To date, I’ve hiked the Elfin Lakes trail 4 times. I’ve written about the first time I camped on the tent pads and the first time I went snow camping, but I’ve never written about my very first visit, which was a day hike with Brandon in 2016.
Thanksgiving is usually a bit of a hit or miss for me since I don’t have any family in BC. I’ve always celebrated it, but whether or not I’ve celebrated during the actual Thanksgiving weekend depends what my friends are up to. In 2016, most of them had other plans, so we celebrated a week later, leaving me with nothing to do over the long weekend. Brandon and I decided to do a big day hike and though this was our first one, it ended up becoming an annual thanksgiving tradition for the 2 of us. I’m not sure if Elfin Lakes is a particularly Fall hike, but I have a tendency to think about it that way because most of my visits have been in September and October.

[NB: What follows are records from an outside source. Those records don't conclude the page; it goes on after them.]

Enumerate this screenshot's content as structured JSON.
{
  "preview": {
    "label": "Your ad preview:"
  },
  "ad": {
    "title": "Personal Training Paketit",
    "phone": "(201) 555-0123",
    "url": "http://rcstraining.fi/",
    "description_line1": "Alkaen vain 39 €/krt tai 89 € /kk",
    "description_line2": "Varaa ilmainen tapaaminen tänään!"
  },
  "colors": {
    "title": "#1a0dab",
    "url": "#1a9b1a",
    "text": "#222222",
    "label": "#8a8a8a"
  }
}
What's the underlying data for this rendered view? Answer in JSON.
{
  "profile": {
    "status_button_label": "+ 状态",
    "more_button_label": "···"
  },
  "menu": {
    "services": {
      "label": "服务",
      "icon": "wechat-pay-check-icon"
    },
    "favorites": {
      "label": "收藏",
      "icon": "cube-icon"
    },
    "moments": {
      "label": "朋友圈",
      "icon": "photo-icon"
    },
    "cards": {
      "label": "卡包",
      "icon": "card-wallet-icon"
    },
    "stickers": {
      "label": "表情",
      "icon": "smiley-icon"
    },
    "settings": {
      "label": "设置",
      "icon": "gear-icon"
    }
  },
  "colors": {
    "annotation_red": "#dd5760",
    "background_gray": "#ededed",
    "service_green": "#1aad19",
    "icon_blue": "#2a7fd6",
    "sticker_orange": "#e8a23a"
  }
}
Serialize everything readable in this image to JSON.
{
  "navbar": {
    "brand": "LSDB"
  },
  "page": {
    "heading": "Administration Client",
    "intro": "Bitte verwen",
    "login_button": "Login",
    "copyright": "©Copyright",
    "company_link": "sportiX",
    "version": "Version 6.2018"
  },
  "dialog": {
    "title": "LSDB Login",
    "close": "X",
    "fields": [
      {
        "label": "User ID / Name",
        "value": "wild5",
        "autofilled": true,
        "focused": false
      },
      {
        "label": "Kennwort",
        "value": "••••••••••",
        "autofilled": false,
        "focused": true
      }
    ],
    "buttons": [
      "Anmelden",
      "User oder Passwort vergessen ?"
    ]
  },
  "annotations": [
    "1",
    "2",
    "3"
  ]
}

We left really early to take advantage of the limited daylight hours. Elfin Lakes is a 22km hike, with 600m of elevation gain, so it’s by no means a short hike. However, with the elevation spread over such a long distance, it doesn’t feel too steep.
The first 5 kilometres to the Red Heather Hut are the worst part. It’s the steepest part of the trail and it’s just a boring access road through the forest. We made really quick time on the way up and didn’t stop too long at the hut before continuing on along the rest of the trail. The next 6km are much more scenic, though it was very cloudy on the way up, so we didn’t see a whole lot along that section either. But the hike is much flatter and just meanders along the ridge.
I can’t remember the exact time we got to the shelter, but it was super early. We wasted no time on the hike up and when we crested the last ridge, we didn’t even realize because it was so foggy we couldn’t see the lakes until we were basically on top of them. It was a little disappointing, but it was October, so not totally unexpected. We spent a little bit of time in the shelter hoping the fog would clear before deciding to continue a little farther up the trail, hoping we’d eventually get some views.
Brandon always brings out the best adventurer in me. Looking back I’m pretty impressed with myself that at the midpoint of a 22km hike I agreed to hike further, but I did and we continued up along the trail to the Saddle, which goes up towards the Gargoyles. The Elfin Lakes trail actually continues another 11km to Mamquam Lake, passing Opal Cone along the way, but there’s a short offshoot near the hut that is popular among backcountry skiers. You leave the main trail and hike up this bowl to the saddle between the two peaks. There was some snow on this part of the trail, but not enough to deter us from going.
It did get deeper as we got closer to the top. My legs were starting to hurt and I was really nervous about aggravating my knees which such a long hike still ahead of me, so I eventually bailed out for a snack and Brandon continued on to the top of the saddle. The clouds had started to clear out so we finally got a view of the lakes and the surrounding mountains. It was still marred by wisps of clouds hanging around all the peaks and low to the ground, but it made for some dramatic views!
Eventually we turned around and made our way back to the lake for lunch. This was only my second season hiking with Brandon and up to this point he’d been super keen on looking out for me whenever we were adventuring. The very first hike we did together was a day trip up to Garibaldi Lake and Brandon hiked it with a full backpack because he wanted to bring lunch for everyone, packing up fancy sandwich meats, cheeses, avocado, and containers of fresh berries as snacks! Then when we did our first backpacking trip to Tenquille Lake he hiked in an axe so that we could have a proper campfire and made us scrambled eggs for breakfast!
I’ve since learned that this is how Brandon sucks in new hiking friends. He’s always looking for new people to hike with and he really wants for you to have a good time, so he lures you in with all these fancy luxuries. Then, once he’s got you hooked, he drops all the pretenses and suddenly becomes a super lightweight hiker who lives off salmon jerky.
By this point, I guess I’d become savvy enough on my own and this was the first trip where Brandon showed up with just his water vest – big enough for a few snacks and a jacket. I was a few years into being a girl guide leader at this point, so I’d gotten pretty big on safety (though not as intense as I am these days), so I thought he was a little batty to go into the wilderness with so little, but I had my own gear, so I didn’t make a big deal about it.
Now those who know me will tell you I’m a big eater and snacker. I always bring a sandwich and you’ll never catch me heading out with just jerky. So as we were sitting down in the hut for lunch, I was making fun of Brandon that he was going to be so jealous of my sandwich, when he realized he’d forgotten his salmon jerky in the car! So Mr. lightweight had no treats and just a grumbling tummy. Obviously I shared with him because I always bring more than enough food, but as a result I gained the right to make fun of him for it the rest of the trek!
We spent some time exploring around the lake before heading back down to the car. The trek back was a lot more scenic now that we could see some of the surrounding mountains and as with any day hike, it inspired me to come back the following year for a proper backpacking trip! Even 4 trips in, I still love Elfin Lakes and it remains on my bucket list because I want to hike all the way to Mamquam Lake one day.